diogenes of sinope (the cynic) Romana Berno, Roman Luxuria: A Literary and Cultural History (2023) 128
evil Maso, CIcero's Philosophy (2022) 119
frugality Romana Berno, Roman Luxuria: A Literary and Cultural History (2023) 128
indifferents Romana Berno, Roman Luxuria: A Literary and Cultural History (2023) 128
indifferents / indifferentia / ἀδιάφορα Maso, CIcero's Philosophy (2022) 119
nature Romana Berno, Roman Luxuria: A Literary and Cultural History (2023) 128

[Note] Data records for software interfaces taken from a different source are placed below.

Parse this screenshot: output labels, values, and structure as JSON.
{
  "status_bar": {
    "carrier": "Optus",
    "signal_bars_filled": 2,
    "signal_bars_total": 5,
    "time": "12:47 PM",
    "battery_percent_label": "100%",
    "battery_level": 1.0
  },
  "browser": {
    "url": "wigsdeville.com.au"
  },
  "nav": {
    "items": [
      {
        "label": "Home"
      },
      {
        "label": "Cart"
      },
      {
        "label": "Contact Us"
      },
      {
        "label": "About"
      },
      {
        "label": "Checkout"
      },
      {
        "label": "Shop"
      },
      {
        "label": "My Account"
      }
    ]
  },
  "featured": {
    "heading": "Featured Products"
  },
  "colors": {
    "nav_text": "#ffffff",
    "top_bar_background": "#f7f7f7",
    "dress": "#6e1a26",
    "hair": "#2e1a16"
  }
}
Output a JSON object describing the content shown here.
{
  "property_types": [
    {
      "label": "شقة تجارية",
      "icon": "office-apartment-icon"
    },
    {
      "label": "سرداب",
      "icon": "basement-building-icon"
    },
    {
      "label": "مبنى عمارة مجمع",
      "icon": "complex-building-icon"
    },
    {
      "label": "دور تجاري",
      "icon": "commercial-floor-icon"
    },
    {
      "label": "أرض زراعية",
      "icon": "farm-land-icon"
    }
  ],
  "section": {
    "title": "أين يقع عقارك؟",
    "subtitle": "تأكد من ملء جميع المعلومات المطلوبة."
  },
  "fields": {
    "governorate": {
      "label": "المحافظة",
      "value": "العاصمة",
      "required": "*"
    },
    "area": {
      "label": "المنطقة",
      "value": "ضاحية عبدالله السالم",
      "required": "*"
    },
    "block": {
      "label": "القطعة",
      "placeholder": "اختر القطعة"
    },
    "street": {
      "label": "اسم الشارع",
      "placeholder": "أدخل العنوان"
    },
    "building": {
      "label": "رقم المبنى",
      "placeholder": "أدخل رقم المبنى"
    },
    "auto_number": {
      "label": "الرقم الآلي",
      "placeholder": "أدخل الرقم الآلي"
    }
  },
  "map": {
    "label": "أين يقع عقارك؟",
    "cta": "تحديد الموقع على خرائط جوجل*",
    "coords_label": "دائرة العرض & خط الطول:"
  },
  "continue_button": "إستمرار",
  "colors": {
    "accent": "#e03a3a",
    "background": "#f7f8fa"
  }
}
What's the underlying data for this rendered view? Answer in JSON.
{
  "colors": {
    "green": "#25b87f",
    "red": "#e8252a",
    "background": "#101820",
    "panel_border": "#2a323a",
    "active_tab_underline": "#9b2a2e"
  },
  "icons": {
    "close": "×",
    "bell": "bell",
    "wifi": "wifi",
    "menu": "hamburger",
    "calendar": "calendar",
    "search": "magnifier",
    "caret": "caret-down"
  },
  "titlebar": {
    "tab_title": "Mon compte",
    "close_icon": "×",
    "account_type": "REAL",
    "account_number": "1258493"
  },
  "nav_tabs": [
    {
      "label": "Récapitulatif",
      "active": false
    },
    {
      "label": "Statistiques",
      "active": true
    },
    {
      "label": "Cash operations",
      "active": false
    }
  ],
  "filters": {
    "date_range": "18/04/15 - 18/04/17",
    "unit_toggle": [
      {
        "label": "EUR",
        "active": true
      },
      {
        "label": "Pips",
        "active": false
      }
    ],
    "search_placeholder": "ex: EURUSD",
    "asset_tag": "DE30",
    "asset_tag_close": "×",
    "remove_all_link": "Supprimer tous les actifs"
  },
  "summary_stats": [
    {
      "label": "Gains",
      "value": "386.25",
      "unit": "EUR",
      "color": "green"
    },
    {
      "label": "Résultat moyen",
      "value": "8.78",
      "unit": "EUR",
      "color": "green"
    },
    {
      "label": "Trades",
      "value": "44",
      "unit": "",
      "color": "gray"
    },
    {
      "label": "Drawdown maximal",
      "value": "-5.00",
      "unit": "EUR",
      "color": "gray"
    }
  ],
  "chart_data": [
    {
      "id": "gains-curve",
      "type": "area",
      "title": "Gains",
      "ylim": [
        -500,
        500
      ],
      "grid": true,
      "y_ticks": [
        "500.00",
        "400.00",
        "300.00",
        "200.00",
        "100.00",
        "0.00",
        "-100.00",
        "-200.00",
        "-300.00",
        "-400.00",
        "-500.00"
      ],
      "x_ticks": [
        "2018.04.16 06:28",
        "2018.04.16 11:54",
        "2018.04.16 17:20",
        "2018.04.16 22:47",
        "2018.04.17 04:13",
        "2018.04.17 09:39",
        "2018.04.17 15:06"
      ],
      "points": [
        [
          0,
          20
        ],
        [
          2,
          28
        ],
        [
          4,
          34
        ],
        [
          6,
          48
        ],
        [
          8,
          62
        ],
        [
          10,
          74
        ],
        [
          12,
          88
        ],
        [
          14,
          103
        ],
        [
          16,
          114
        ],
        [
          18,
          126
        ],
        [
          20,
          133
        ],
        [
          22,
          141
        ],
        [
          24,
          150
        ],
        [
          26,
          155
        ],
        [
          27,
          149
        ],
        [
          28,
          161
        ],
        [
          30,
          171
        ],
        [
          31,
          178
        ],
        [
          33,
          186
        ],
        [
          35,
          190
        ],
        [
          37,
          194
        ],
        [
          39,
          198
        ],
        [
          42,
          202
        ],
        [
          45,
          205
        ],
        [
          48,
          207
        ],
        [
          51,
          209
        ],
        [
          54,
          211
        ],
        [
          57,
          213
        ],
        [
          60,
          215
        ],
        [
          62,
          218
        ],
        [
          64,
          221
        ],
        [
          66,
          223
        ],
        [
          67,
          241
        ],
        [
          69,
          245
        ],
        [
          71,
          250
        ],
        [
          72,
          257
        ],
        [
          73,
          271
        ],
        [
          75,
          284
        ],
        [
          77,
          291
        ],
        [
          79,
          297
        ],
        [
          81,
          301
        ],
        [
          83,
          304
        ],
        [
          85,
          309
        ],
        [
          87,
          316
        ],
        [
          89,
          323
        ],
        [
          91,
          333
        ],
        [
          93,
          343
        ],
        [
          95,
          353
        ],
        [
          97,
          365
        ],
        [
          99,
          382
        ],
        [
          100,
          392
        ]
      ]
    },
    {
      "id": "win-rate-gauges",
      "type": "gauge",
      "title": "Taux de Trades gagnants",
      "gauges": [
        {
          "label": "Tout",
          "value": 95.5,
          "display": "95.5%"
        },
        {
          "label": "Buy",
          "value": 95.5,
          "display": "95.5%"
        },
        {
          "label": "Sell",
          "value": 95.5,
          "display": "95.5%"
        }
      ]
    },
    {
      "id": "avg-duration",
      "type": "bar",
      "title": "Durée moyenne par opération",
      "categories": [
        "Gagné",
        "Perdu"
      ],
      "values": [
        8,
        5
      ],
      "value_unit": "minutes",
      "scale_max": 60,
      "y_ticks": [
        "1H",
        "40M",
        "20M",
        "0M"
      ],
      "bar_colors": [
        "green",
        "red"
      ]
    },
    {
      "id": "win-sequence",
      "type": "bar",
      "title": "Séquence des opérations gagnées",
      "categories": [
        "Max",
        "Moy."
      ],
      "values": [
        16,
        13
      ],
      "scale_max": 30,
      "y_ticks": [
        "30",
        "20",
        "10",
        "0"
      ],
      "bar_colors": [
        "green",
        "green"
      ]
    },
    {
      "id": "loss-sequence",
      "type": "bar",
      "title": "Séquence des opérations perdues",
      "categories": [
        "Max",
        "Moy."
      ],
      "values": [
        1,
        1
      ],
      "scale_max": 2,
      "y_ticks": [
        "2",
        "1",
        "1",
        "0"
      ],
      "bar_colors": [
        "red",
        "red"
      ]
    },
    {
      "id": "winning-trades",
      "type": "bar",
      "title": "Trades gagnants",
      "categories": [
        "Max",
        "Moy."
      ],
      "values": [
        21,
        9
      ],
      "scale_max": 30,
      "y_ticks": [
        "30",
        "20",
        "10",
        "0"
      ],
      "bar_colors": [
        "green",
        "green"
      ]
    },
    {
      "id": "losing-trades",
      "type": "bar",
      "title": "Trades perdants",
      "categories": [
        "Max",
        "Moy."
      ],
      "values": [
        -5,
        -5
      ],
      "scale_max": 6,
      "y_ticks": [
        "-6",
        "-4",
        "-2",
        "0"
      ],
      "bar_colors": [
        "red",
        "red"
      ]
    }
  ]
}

parallel argument, formulated by alexinus against zeno Brouwer, The Stoic Sage: The Early Stoics on Wisdom, Sagehood and Socrates (2013) 124
poverty vii Romana Berno, Roman Luxuria: A Literary and Cultural History (2023) 128
preferables Romana Berno, Roman Luxuria: A Literary and Cultural History (2023) 128
related fabulously about, of the stoics' Brouwer, The Stoic Sage: The Early Stoics on Wisdom, Sagehood and Socrates (2013) 124
related fabulously about, of zeno Brouwer, The Stoic Sage: The Early Stoics on Wisdom, Sagehood and Socrates (2013) 124
seneca l. anneus Maso, CIcero's Philosophy (2022) 119
sextus empiricus Brouwer, The Stoic Sage: The Early Stoics on Wisdom, Sagehood and Socrates (2013) 124
socrates Romana Berno, Roman Luxuria: A Literary and Cultural History (2023) 128
stoicism Romana Berno, Roman Luxuria: A Literary and Cultural History (2023) 128
tubero, q. aelius Romana Berno, Roman Luxuria: A Literary and Cultural History (2023) 128
virtue Romana Berno, Roman Luxuria: A Literary and Cultural History (2023) 128
will / voluntas / βούλησις Maso, CIcero's Philosophy (2022) 119
wisdom (sophia), parallelled by alexinus Brouwer, The Stoic Sage: The Early Stoics on Wisdom, Sagehood and Socrates (2013) 124
wisdom (sophia), sagehood of Brouwer, The Stoic Sage: The Early Stoics on Wisdom, Sagehood and Socrates (2013) 124